Because there are no adult diaphragm pacing programs, Jim still comes to CHLA today. The program takes a multidisciplinary approach to CCHS care, drawing on pulmonologists, respiratory therapists, dietitians, social workers and nurse care managers, as well as specialists from Otolaryngology, Neurology, Surgery, Cardiology, and Gastroenterology, Hepatology and Nutrition.
Another key part of the team? Families.
“We can provide the medical tools,” Keens notes. “But the families are the ones who create meaningful lives for their children, by using these tools in a creative and courageous way.”
Walking through Jim and Brittany’s sun-filled home in a quiet, hilly neighborhood outside of Poway, you’d be hardpressed to find signs of CCHS. “We can tour the house; it doesn’t look like a hospital,” Jim says. “The bedroom upstairs has equipment in it, but that’s it.” What you do find, though, is wood—evidence not of CCHS, but of another one of Jim’s passions: woodworking.

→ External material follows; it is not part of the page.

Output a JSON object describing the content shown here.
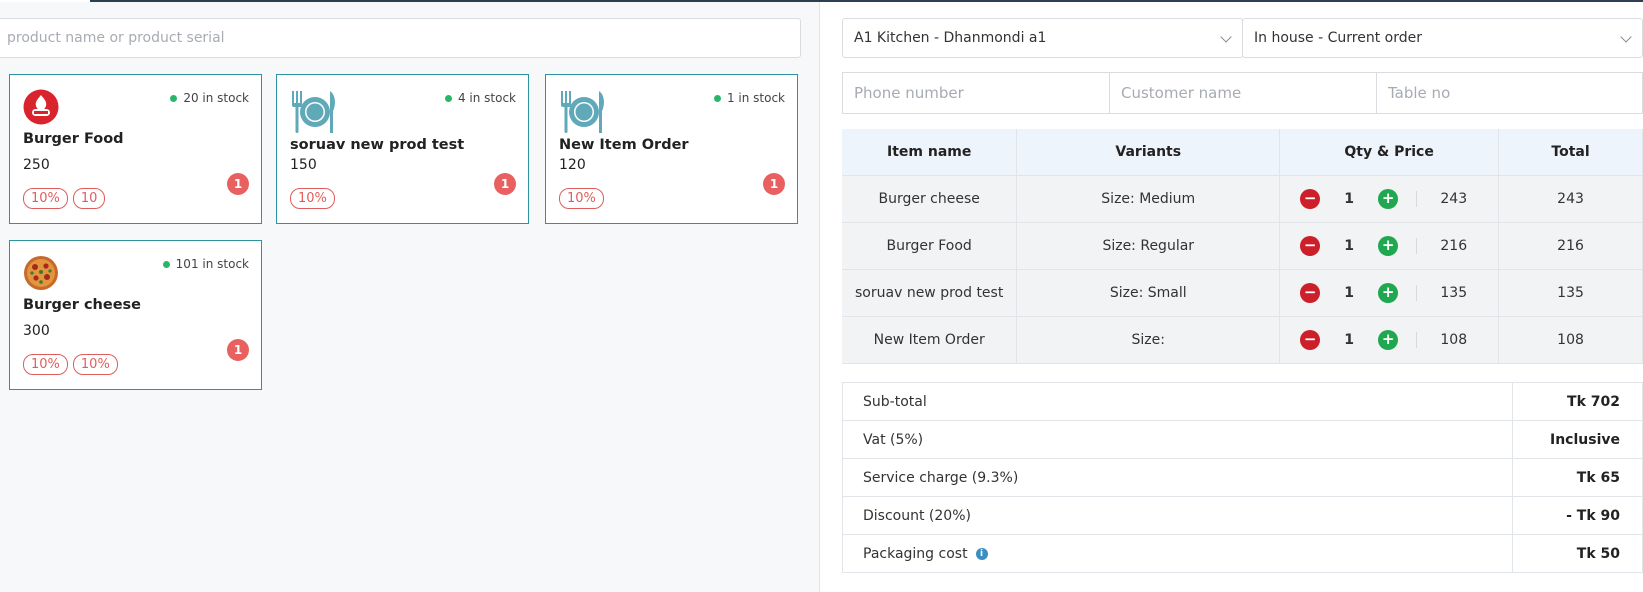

“He made the chairs in the living room, my nightstand, the spice rack, the key rack, the bird feeder,” Brittany says. “He’s made a lot of stuff.”
“A lot of unnecessary stuff,” Jim quips with his usual deadpan humor, then laughs. “But I like it. I like working with my hands.”
He knows he makes CCHS look easy, but it wasn’t always this way. Growing up, it was tough to be different, to not be able to play soccer with his friends, and to come home with excruciating headaches because he “fell behind” on his breathing.
But the older he got, the more he learned what worked for him—short, 20-minute “bursts” of exercise rather than sustained cardio—and how to say “no” to more strenuous activities.
By the time he entered the University of San Diego, he was hitting his stride. His senior year, he met Brittany. They had endless fun going to the beach and hiking and biking, and Jim doted on her, carving her a wooden jewelry box and other gifts.
“I fell in love with the fact that he always wants to live life to the fullest,” Brittany says. She wasn’t afraid of his CCHS. “The way we were happy together far outweighed anything else.”
They were married in November 2016; both Keens and Kun attended their wedding.
“I was rejoicing,” says Kun. “Jim has never let his condition stop him from anything. He doesn’t let it define him.” For that resilience, Jim credits his parents and the support from CHLA.
“I’m really grateful for everything I’ve been able to do,” he says. “Now I just want to stay healthy, continue to build our careers and have a family. I just want to keep the good times going.”